__WORK REQUEST__: Return the entries below verbatim. Pictures stay out.

__DATA SUPPLIED__:
_____

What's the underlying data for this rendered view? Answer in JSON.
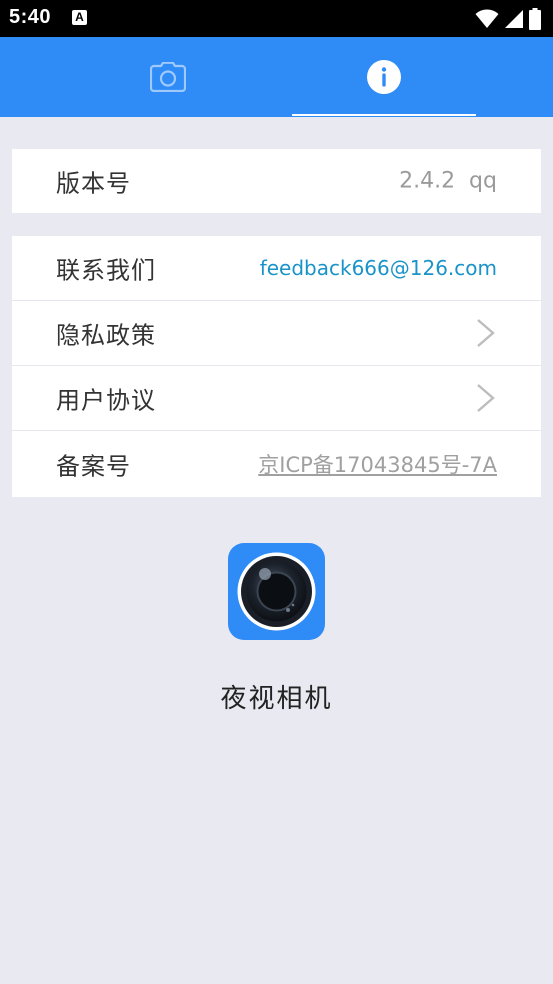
{
  "status_bar": {
    "time": "5:40",
    "notification_icon_letter": "A",
    "icons": [
      "wifi-icon",
      "signal-icon",
      "battery-icon"
    ]
  },
  "tabs": [
    {
      "icon": "camera-icon",
      "selected": false
    },
    {
      "icon": "info-icon",
      "selected": true
    }
  ],
  "version": {
    "label": "版本号",
    "value": "2.4.2  qq"
  },
  "list": {
    "contact": {
      "label": "联系我们",
      "value": "feedback666@126.com"
    },
    "privacy": {
      "label": "隐私政策"
    },
    "agreement": {
      "label": "用户协议"
    },
    "filing": {
      "label": "备案号",
      "value": "京ICP备17043845号-7A"
    }
  },
  "app": {
    "name": "夜视相机",
    "logo_icon": "camera-lens-icon"
  },
  "colors": {
    "accent": "#2f8cf7",
    "link": "#1a93c8",
    "background": "#e9e9f2"
  }
}
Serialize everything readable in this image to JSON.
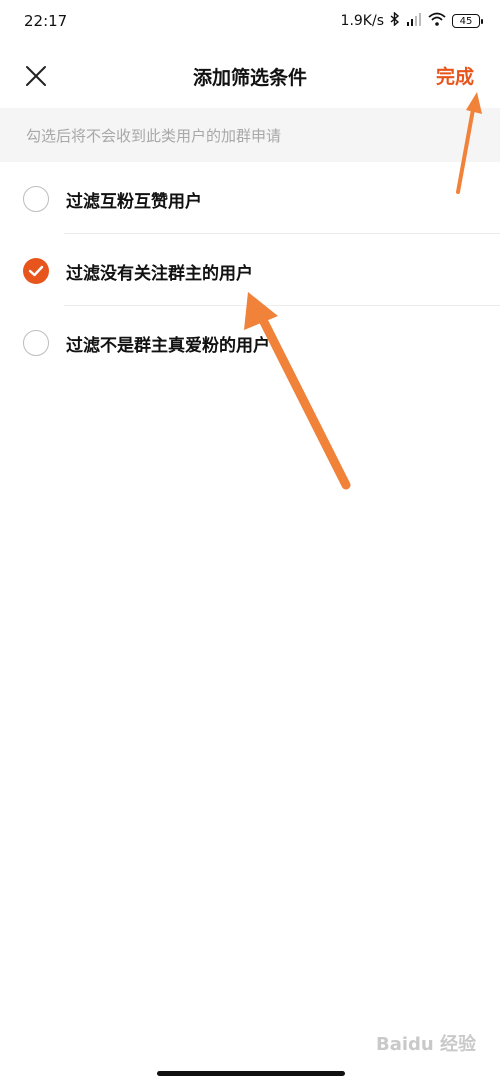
{
  "status_bar": {
    "time": "22:17",
    "net_speed": "1.9K/s",
    "battery": "45"
  },
  "nav": {
    "title": "添加筛选条件",
    "done_label": "完成",
    "accent_color": "#e8551c"
  },
  "hint": "勾选后将不会收到此类用户的加群申请",
  "options": [
    {
      "label": "过滤互粉互赞用户",
      "checked": false
    },
    {
      "label": "过滤没有关注群主的用户",
      "checked": true
    },
    {
      "label": "过滤不是群主真爱粉的用户",
      "checked": false
    }
  ],
  "watermark": "Baidu 经验"
}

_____

__RESPONSE AREA__:
What's the underlying data for this rendered view? Answer in JSON.
{
  "status_bar": {
    "time": "5:40",
    "notification_icon_letter": "A",
    "icons": [
      "wifi-icon",
      "signal-icon",
      "battery-icon"
    ]
  },
  "tabs": [
    {
      "icon": "camera-icon",
      "selected": false
    },
    {
      "icon": "info-icon",
      "selected": true
    }
  ],
  "version": {
    "label": "版本号",
    "value": "2.4.2  qq"
  },
  "list": {
    "contact": {
      "label": "联系我们",
      "value": "feedback666@126.com"
    },
    "privacy": {
      "label": "隐私政策"
    },
    "agreement": {
      "label": "用户协议"
    },
    "filing": {
      "label": "备案号",
      "value": "京ICP备17043845号-7A"
    }
  },
  "app": {
    "name": "夜视相机",
    "logo_icon": "camera-lens-icon"
  },
  "colors": {
    "accent": "#2f8cf7",
    "link": "#1a93c8",
    "background": "#e9e9f2"
  }
}
Serialize everything readable in this image to JSON.
{
  "status_bar": {
    "time": "22:17",
    "net_speed": "1.9K/s",
    "battery": "45"
  },
  "nav": {
    "title": "添加筛选条件",
    "done_label": "完成",
    "accent_color": "#e8551c"
  },
  "hint": "勾选后将不会收到此类用户的加群申请",
  "options": [
    {
      "label": "过滤互粉互赞用户",
      "checked": false
    },
    {
      "label": "过滤没有关注群主的用户",
      "checked": true
    },
    {
      "label": "过滤不是群主真爱粉的用户",
      "checked": false
    }
  ],
  "watermark": "Baidu 经验"
}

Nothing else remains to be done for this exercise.